One of our favourite minis that we pulled from these boosters is the Efreet, this is a great sculpt from his Darth Maul head spikes to the impressive looking fire which has been cast in translucent plastic. The paint job is neat and the pose is great, this is a good use of one of the flight-stands. In the second photo you can see the Rage of Demons Efreet alongside some older D&D miniatures Efreet, and although they are all nice minis, we think this one wins.
We’re down to our last mini, but its a good one. Meet the rage of Demons Troll miniature. This lanky beast with its green warty skin and sharp claws looks just how we feel a troll should. It stands tall even in its hunched over pose and would be massive if it stood up straight. Trolls sculpts have varied greatly in the older D&D mini sets as you can see in the additional comparison photo below, we’re really glad this one now exists.
We’ve created a quick checklist for this set so that we could check off each model and see which ones we were missing. We’re attaching it here as a PDF in case it’s useful to you guys too.

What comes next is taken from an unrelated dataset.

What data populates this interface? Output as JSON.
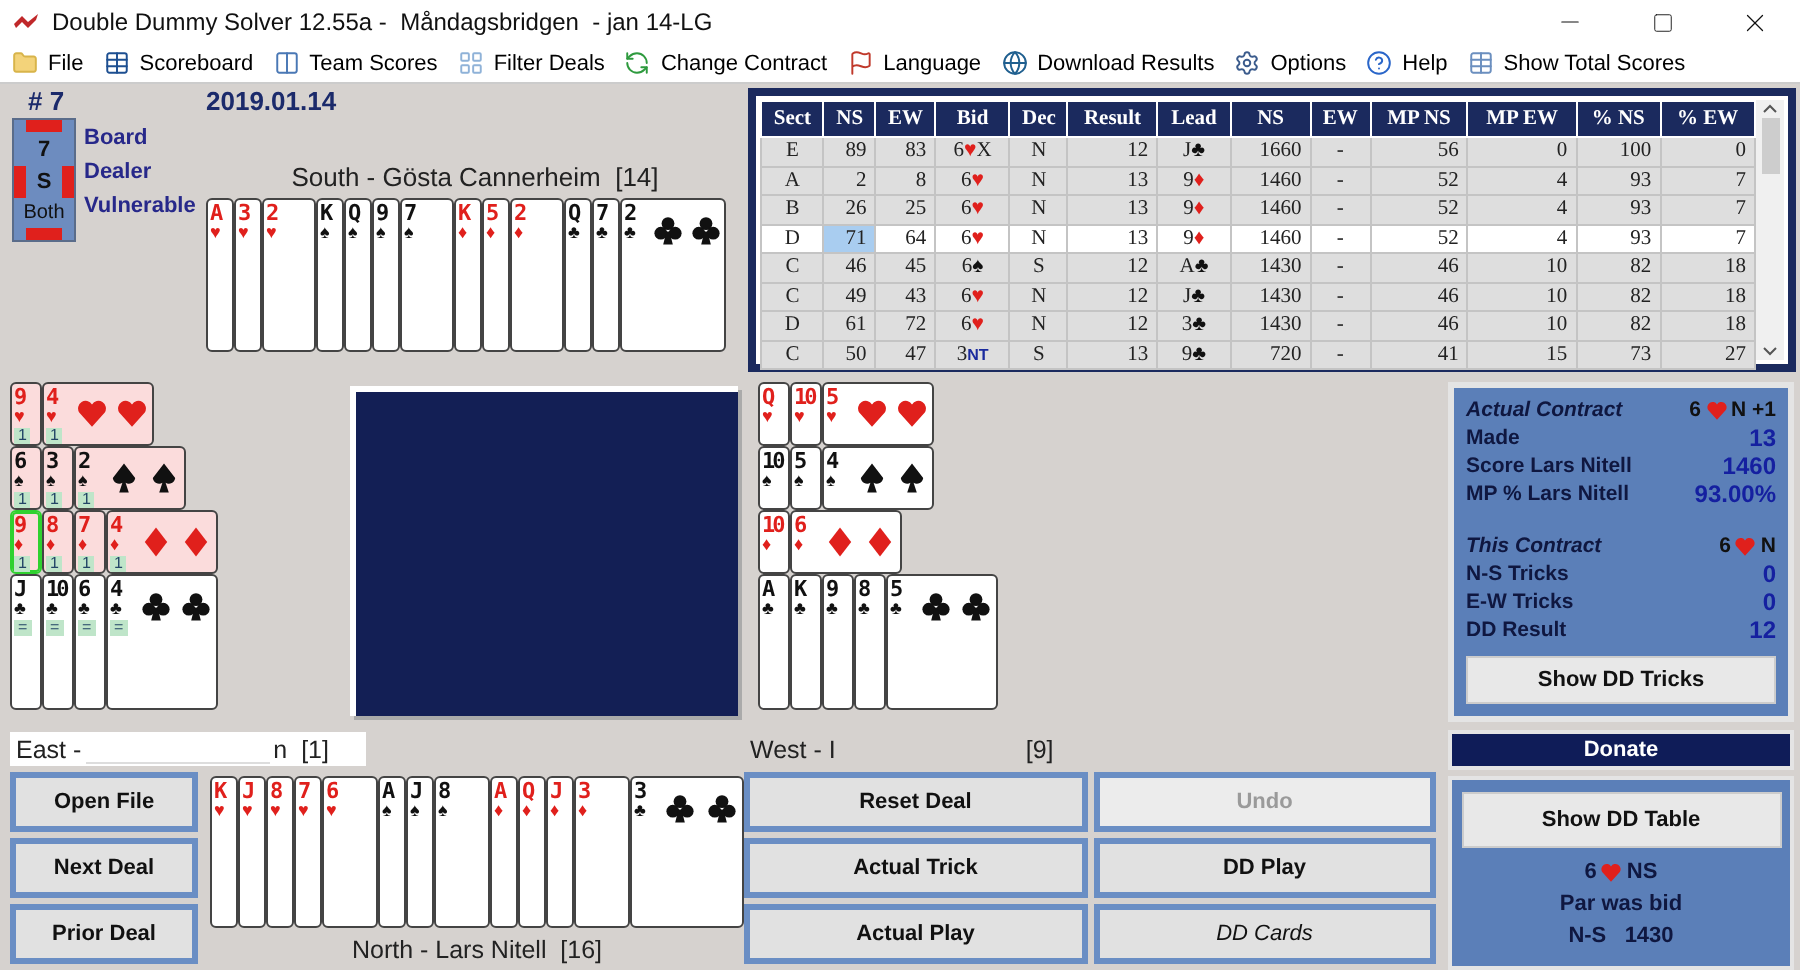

We only opened 8 Rage of Demons boosters in this review, so there’s still a load of fantastic miniatures in the set to discover, from Rust Monsters to Beholders and even a few ultra rare minis in shadow and invisible versions (see the set list above). The selection of creatures in this set are nearly all things we’d use in our games, and while there’s still room for improvement with the paint jobs of some of the minis, there are some really great sculpts to bring these creatures to life. The premium figure for this set (available separately to these booster boxes) is a gargantuan sized White Dracolich which we’re looking forward to reviewing for you in the near future so watch out for that. Let us know what you think of these and the other minis in this set in the comments below.